Markov decisions processes (MDPs) and their model-free counterpart in reinforcement learning (RL) have known a large success in the last two decades. Although research in these two areas has been taking place for more than fifty years, the field gained momentum only recently following the advent of powerful hardware and algorithms with which supra-human performance were obtained in games like Chess or Go. However, these impressive successes often rely on quite exceptional hardware possibilities and cannot be applied in many “usual” contexts where, for instance, the volume of data available or the amount of computing power is more restricted. To define the next generation of more “democratic” and widely applicable algorithms, such methods still need to deal with very demanding exploration issues as soon as the state/action spaces are not small. One way around this is to use underlying knowledge and structure present in many MDPs. This is especially true for problems related to scheduling and resource sharing in systems like server farms, clouds, and cellular wireless networks. In recent years, there has been a huge research effort improving the efficiency of learning algorithms by leveraging the structure of the underlying problem, both in the model-based and model-free frameworks. This workshop will gather experts and students working at the frontier of this topic.
Researchers who wish to present their work at the workshop RL4SN should submit an abstract (for more details see Instructions for Authors). Participants at the conference will be given the opportunity to submit a paper based on their talk to a special issue of the journal Queueing Systems: Theory and Applications (QUESTA) (other journals are pending approval). For more details, see the Special Issues page.

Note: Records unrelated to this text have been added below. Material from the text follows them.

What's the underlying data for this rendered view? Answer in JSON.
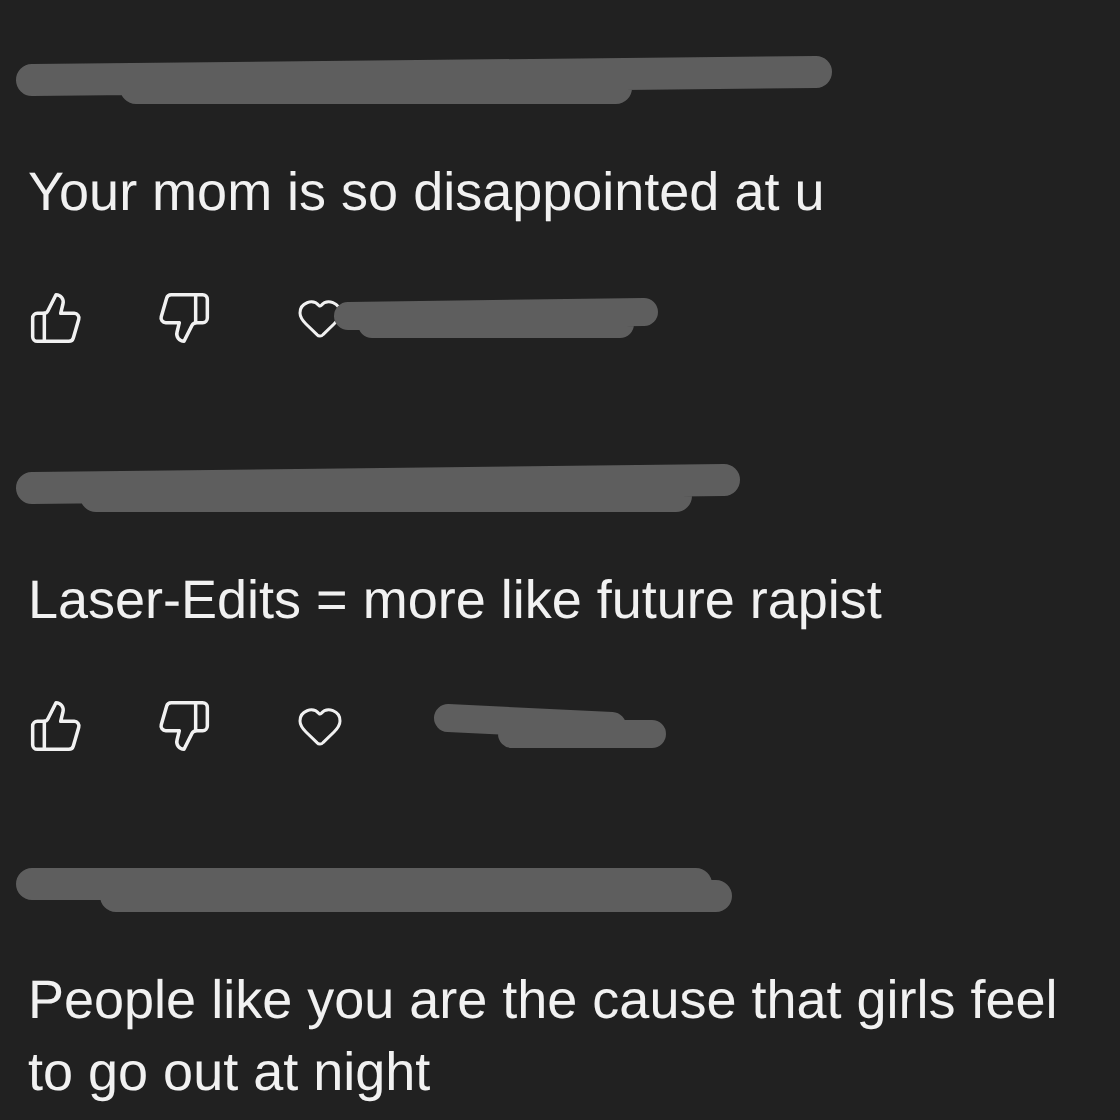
{
  "comments": [
    {
      "text": "Your mom is so disappointed at u",
      "show_actions": true
    },
    {
      "text": "Laser-Edits = more like future rapist",
      "show_actions": true
    },
    {
      "text": "People like you are the cause that girls feel to go out at night",
      "show_actions": false
    }
  ]
}
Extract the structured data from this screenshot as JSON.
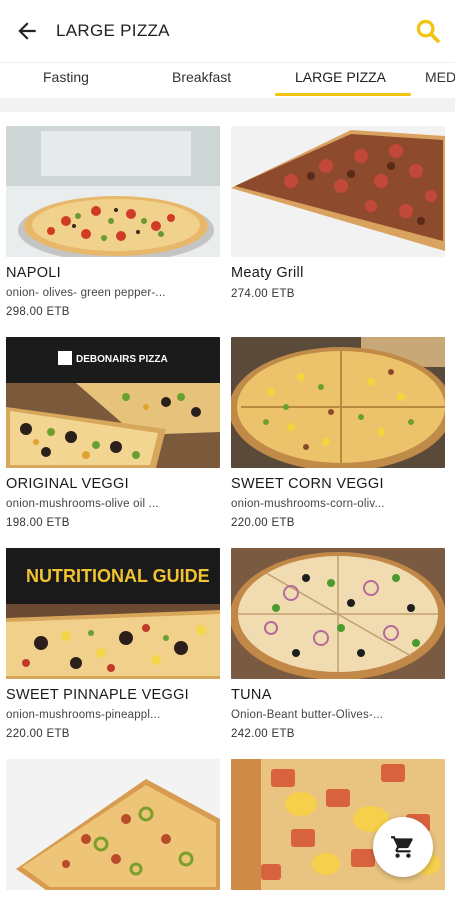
{
  "header": {
    "title": "LARGE PIZZA",
    "back_icon": "arrow-left-icon",
    "search_icon": "search-icon",
    "accent_color": "#f1c40f"
  },
  "tabs": [
    {
      "label": "Fasting"
    },
    {
      "label": "Breakfast"
    },
    {
      "label": "LARGE PIZZA",
      "active": true
    },
    {
      "label": "MED"
    }
  ],
  "products": [
    {
      "name": "NAPOLI",
      "description": "onion- olives- green pepper-...",
      "price": "298.00 ETB"
    },
    {
      "name": "Meaty Grill",
      "description": "",
      "price": "274.00 ETB"
    },
    {
      "name": "ORIGINAL VEGGI",
      "description": "onion-mushrooms-olive oil ...",
      "price": "198.00 ETB",
      "image_text": "DEBONAIRS PIZZA"
    },
    {
      "name": "SWEET CORN VEGGI",
      "description": "onion-mushrooms-corn-oliv...",
      "price": "220.00 ETB"
    },
    {
      "name": "SWEET PINNAPLE VEGGI",
      "description": "onion-mushrooms-pineappl...",
      "price": "220.00 ETB",
      "image_text": "NUTRITIONAL GUIDE"
    },
    {
      "name": "TUNA",
      "description": "Onion-Beant butter-Olives-...",
      "price": "242.00 ETB"
    },
    {
      "name": "",
      "description": "",
      "price": ""
    },
    {
      "name": "",
      "description": "",
      "price": ""
    }
  ],
  "cart_button": {
    "icon": "cart-icon"
  }
}
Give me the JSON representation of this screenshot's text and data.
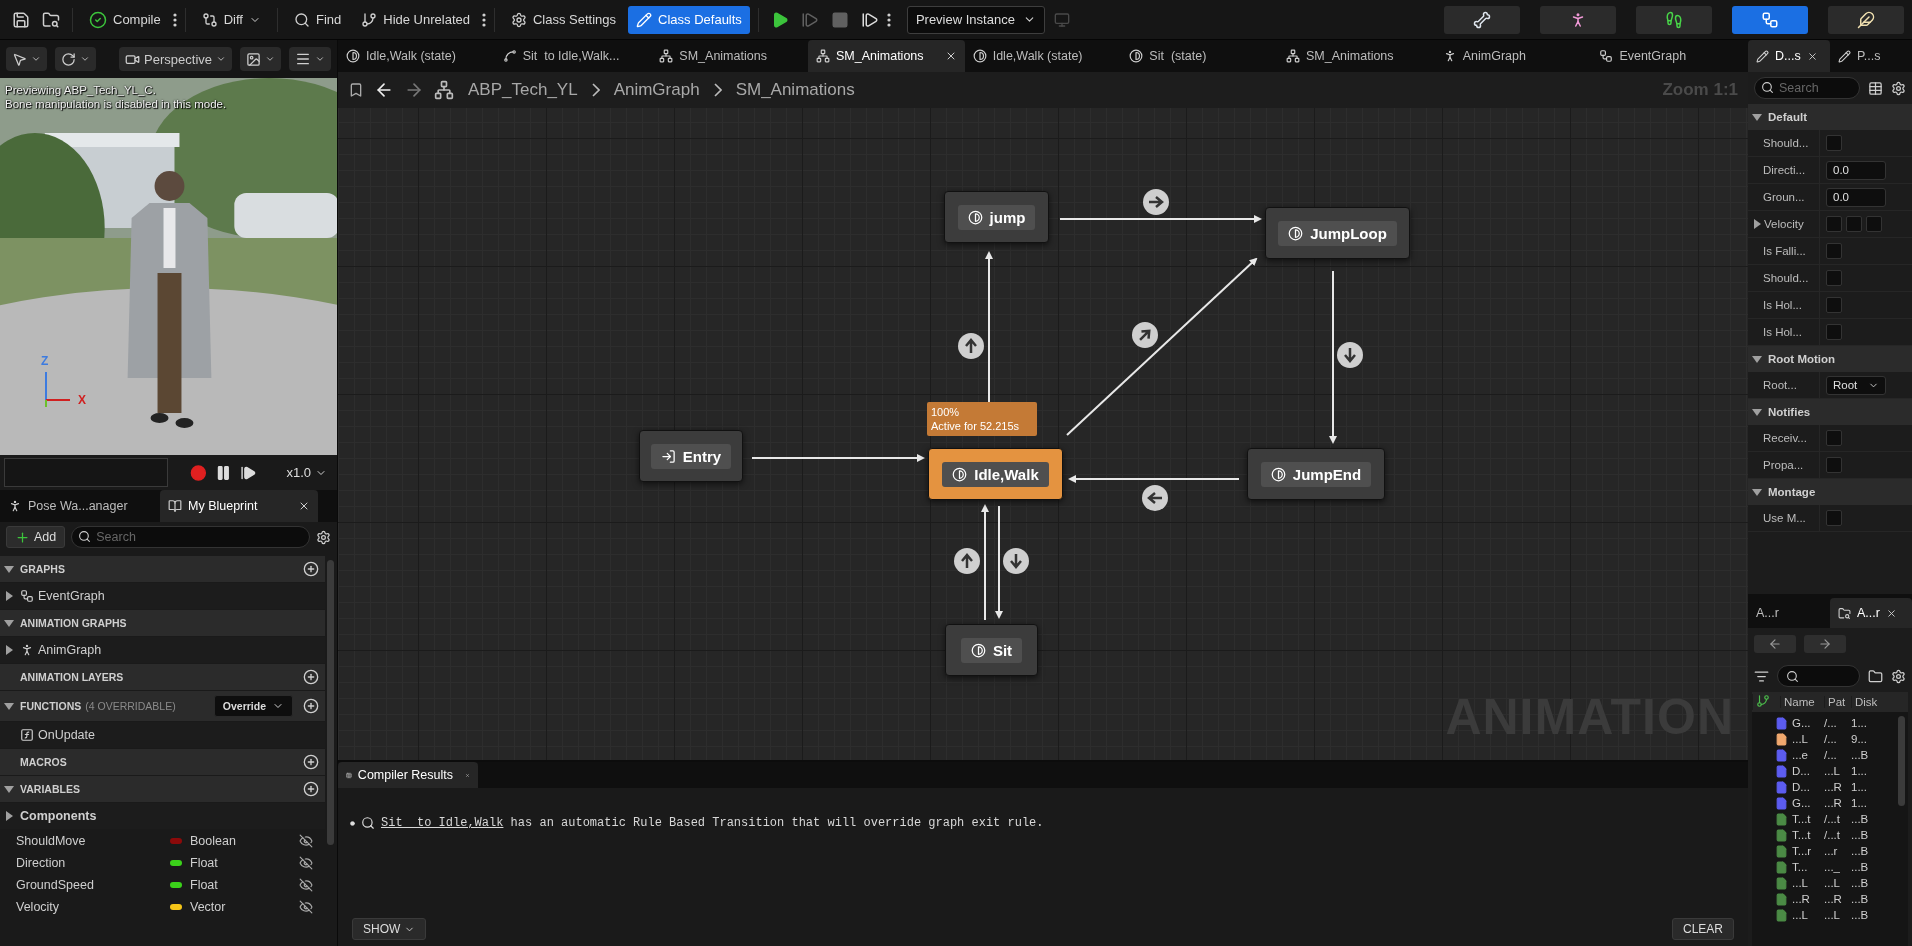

This workshop is part of the thematic semester Stochastic control and learning for complex networks (SOLACE).